|The exact outfit she wore: white shirt, pink blazer, silver necklace and broach, metallic silver fedora with pink bow, skinny jeans, black patent leather booties with metallic silver laces. She was so proud of this combo!|
She walked into the doctor's office with confidence and was discouraged almost instantly. The nurse came out and looked at my two kids saying, "A girl and a boy? Yeah, boy. Right?" I corrected her calmly saying, "No, I have two daughters." "Oh, I couldn't tell because of the hat."
Three more people, including the doctor, called her a boy before we left that office prompting her to sigh, roll her eyes, and whisper to me, "what's up with people today, Mama?" I don't know. I was baffled and tired of politely saying, "she's a girl," repeatedly. I had watched my little girl start the day with glee and confidence then watch it get chipped away. I saw her shrink back inside herself a little more with every comment until even the compliments she got at the end of her time at the doctor's, as we were riding the elevator down to the lobby and multiple people raved about her hat and her outfit in general, didn't bring a smile. So what can I do? What can she do? We joked about people now being open minded enough to assume boys wear pink blazers with silver necklaces and then got on with our day.
My daughter has had short hair since preschool, so she has had to deal with people mistaking her for a boy for the last four years (half of her life at this point). In the past, at her old school in a different state, the children who were confused about her gender acted on it with violence - shoving her, jabbing her with a pencil, knocking her to the ground. At her new school, and in Maryland in general, people tend to simply ask her, "are you a girl or a boy?" then they move on with their lives. She complains a bit about it being annoying to constantly tell people she is a girl (she gets called a boy or has someone ask her what she is almost daily), but she says she prefers them asking to making assumptions. Most importantly, she feels safe now going to school. A couple (literally just two) kids give her a hard time, but that is manageable and the good far out number the cranky. She works hard to shift her focus away from the negative people and onto the positive ones. She works hard to shake off the "what are you?" comments and focus on the "I like your style" comments instead. She works hard at staying true to herself and drawing on her inner strength every single day as she goes out into a world full of people who seem unable to look past the length of her hair. As her mom, I work hard to not go into mama-bear mode and yell at people or completely cocoon my baby to protect her from weird stares and random strangers in restrooms glaring at her saying, "why is that boy using the girls' room? Ugh!" She works hard and it gets understandably tiring and draining.

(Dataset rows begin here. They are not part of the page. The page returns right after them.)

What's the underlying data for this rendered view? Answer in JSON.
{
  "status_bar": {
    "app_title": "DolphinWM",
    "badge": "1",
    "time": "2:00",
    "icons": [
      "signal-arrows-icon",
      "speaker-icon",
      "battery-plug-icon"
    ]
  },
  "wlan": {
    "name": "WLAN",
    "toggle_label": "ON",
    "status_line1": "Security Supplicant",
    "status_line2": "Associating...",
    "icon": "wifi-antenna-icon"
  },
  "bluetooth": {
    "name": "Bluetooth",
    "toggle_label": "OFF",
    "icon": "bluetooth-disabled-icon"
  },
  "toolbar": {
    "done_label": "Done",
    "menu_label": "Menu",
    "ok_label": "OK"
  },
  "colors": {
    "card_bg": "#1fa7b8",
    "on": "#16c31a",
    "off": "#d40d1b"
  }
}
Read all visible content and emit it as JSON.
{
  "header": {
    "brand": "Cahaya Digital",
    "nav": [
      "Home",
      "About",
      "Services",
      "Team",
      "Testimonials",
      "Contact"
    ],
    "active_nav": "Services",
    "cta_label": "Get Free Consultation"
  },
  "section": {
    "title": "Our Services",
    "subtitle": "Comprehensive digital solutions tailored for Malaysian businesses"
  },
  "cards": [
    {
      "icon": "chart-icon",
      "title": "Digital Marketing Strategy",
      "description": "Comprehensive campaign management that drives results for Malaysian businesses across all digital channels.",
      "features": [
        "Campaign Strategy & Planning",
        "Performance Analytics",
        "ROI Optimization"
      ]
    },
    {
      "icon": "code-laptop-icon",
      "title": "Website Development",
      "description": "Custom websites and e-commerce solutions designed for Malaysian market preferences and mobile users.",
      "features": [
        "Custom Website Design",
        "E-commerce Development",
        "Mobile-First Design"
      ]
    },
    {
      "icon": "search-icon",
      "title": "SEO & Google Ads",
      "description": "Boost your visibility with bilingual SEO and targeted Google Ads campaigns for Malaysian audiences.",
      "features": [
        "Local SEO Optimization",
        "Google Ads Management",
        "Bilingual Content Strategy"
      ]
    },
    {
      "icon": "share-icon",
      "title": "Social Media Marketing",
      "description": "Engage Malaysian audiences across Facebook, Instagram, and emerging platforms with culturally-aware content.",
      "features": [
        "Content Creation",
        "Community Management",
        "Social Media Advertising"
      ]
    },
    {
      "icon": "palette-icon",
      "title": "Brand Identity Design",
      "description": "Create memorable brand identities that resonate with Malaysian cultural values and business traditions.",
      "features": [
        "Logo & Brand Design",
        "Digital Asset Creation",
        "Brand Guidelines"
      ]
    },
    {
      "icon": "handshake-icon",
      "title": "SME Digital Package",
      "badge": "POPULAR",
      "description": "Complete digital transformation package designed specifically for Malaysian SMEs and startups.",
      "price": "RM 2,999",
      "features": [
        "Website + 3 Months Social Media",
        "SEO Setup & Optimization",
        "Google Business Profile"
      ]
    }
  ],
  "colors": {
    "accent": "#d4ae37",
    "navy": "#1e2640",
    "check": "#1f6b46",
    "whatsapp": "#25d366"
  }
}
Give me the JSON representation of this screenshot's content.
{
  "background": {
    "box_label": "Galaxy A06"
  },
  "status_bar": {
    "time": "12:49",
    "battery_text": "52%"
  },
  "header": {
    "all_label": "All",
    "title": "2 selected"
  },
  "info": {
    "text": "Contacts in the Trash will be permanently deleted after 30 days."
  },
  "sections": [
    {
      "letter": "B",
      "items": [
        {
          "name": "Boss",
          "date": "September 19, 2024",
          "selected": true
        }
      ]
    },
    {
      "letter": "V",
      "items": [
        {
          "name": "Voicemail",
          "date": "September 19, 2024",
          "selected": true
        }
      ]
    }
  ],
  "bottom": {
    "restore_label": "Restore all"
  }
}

I am not telling her story because I want people to feel sorry for her or view her as a victim. She is a strong, tough cookie. She doesn't view herself as a victim. Plus, honestly, life is so much better for her now. The day at the doctor's office was annoying, but she no longer worries about her physical safety every day. She was able to leave her bullies behind when she moved out of Illinois, and she tries now to keep them in the past. When people talk about people who are being bullied or tell stories of others who were attacked on a regular basis for not conforming, for not being a Stepford wife, they aren't asking for pity.
|Here, girls. Be like this and everyone will be nice to you. *eyeroll*|
My point in writing this is to ask people to think about two things.
- First, let's think about how we are defining genders and how we pass those gender expectations on to our kids. The kids who were harassing my daughter had picked up on strict gender norms from their parents, the adults they interacted with, and the subtle messages they picked up from the world around them (like gender defining signs in toy stores). Are we accepting gender as a minor defining feature of ourselves and others or is it a limiting factor? Are we viewing gender as a spectrum or polar opposites with no flexibility? And what the heck does hair length have to do with any of it anyway?
- Secondly, let's think about how we talk about other people, to their faces or behind their backs. Are we talking about physically hurting people just because they are different? Are we saying people who disagree with us are losers or idiots or stupid? And are we supporting or cheering for people who are mean, insulting, or use violence as a first option? Kids pick up on that and bring those attitudes to school. Between the 1980s and now, the level of snarkiness in schools spiked and the extremes people are now willing to go to in order to prove another person is less than them is astounding. Blaming the targets, calling them weak, is wrong. We need to nip our snark in the bud and raise children who choose kindness over insults. Let's raise children who know that their value does not depend on others being below them. Let's raise children who know that diversity strengthens a society.
Let's raise children who can ask, "what's your gender?" then follow it up with, "wanna play?" That's my point.